Brad DeLong explains how it’s not easy being in a club of Cassandras:
Back in the middle of 2011, in the circles in which I traveled–policy-oriented macroeconomists who actually knew something about the world and about financial history–there was a rough consensus that we all ought to make one last charge for more aggressive policies to boost growth and reduce unemployment. We did not think there was much chance that we would actually influence policy: it was more to lay down a marker for the future…
We had, after all, worried in 2005 that the housing bubble might collapse and create a sticky macroeconomic situation. And we had been ignored. We had, after all, worried in 2007 that the major banks risk management structures were inadequate to the situation. And we had been ignored. We had, after all worried in 2008 that the Treasury and the Federal Reserve’s focus On not enabling moral hazard meant that they were running enormous risks that they did not understand. And we had been ignored….
Thus in the summer of 2011 we expected to be ignored again.

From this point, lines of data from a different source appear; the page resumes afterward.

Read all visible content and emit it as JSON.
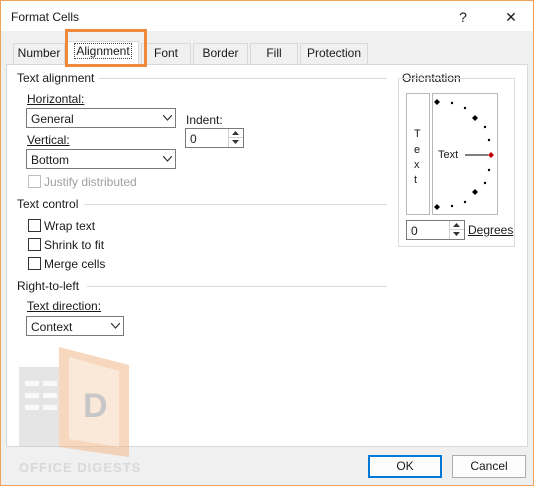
{
  "window": {
    "title": "Format Cells",
    "help_glyph": "?",
    "close_glyph": "✕"
  },
  "tabs": [
    {
      "label": "Number"
    },
    {
      "label": "Alignment"
    },
    {
      "label": "Font"
    },
    {
      "label": "Border"
    },
    {
      "label": "Fill"
    },
    {
      "label": "Protection"
    }
  ],
  "text_alignment": {
    "title": "Text alignment",
    "horizontal_label": "Horizontal:",
    "horizontal_value": "General",
    "vertical_label": "Vertical:",
    "vertical_value": "Bottom",
    "indent_label": "Indent:",
    "indent_value": "0",
    "justify_label": "Justify distributed"
  },
  "text_control": {
    "title": "Text control",
    "wrap_label": "Wrap text",
    "shrink_label": "Shrink to fit",
    "merge_label": "Merge cells"
  },
  "rtl": {
    "title": "Right-to-left",
    "direction_label": "Text direction:",
    "direction_value": "Context"
  },
  "orientation": {
    "title": "Orientation",
    "vertical_letters": [
      "T",
      "e",
      "x",
      "t"
    ],
    "dial_text": "Text",
    "degrees_value": "0",
    "degrees_label": "Degrees"
  },
  "buttons": {
    "ok": "OK",
    "cancel": "Cancel"
  },
  "watermark": {
    "text": "OFFICE DIGESTS"
  },
  "colors": {
    "highlight": "#ef8a3c",
    "accent": "#0078d7",
    "marker": "#c00000"
  }
}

We expected to hear about the limited efficacy of quantitative easing and the substantial risks associated with the expansion of the Federal Reserve balance sheet; about the importance of confidence and the necessity of the near-term down payment on long-run deficit reduction; and about how it all costs the US must not become Greece and was in some danger of doing so. [Bold added.]
That part I’ve put in bold is now a running theme at DeLong’s blog. He is dismayed at the poor arguments put forth by people viewing further Fed action as somehow “risky” and demands to know just what these fools have in mind by such talk.
Given that DeLong and his merry band of truth-seekers have been fighting the good fight against these liars and fools for at least 8 years now, it’s funny that back in January 2009, when Gary Becker wondered why so many economists were suddenly in favor of government fiscal stimulus, DeLong he blogged this in response:
Ummm… Gary… Please phone Reality on the white courtesy phone.
The difference between now and 1982 was that back in 1982 the interest rate on Treasury bills was 13.68%–there was a lot of room for the Federal Reserve to cut interest rates and so reduce unemployment via monetary policy. Today the interest rate on Treasury bills is 0.03%–there is no room for the Federal Reserve to cut interest rates, and so monetary policy is reduced to untried “quantitative easing” experiments.
The fact that monetary policy has shot its bolt and has no more room for action is what has driven a lot of people like me who think that monetary policy is a much better stabilization policy tool to endorse the Obama fiscal boost plan.
The fact that Gary Becker does not know that monetary policy has shot its bolt makes me think that the state of economics at the University of Chicago is worse than I expected–but I already knew that, or rather I had thought I already knew that.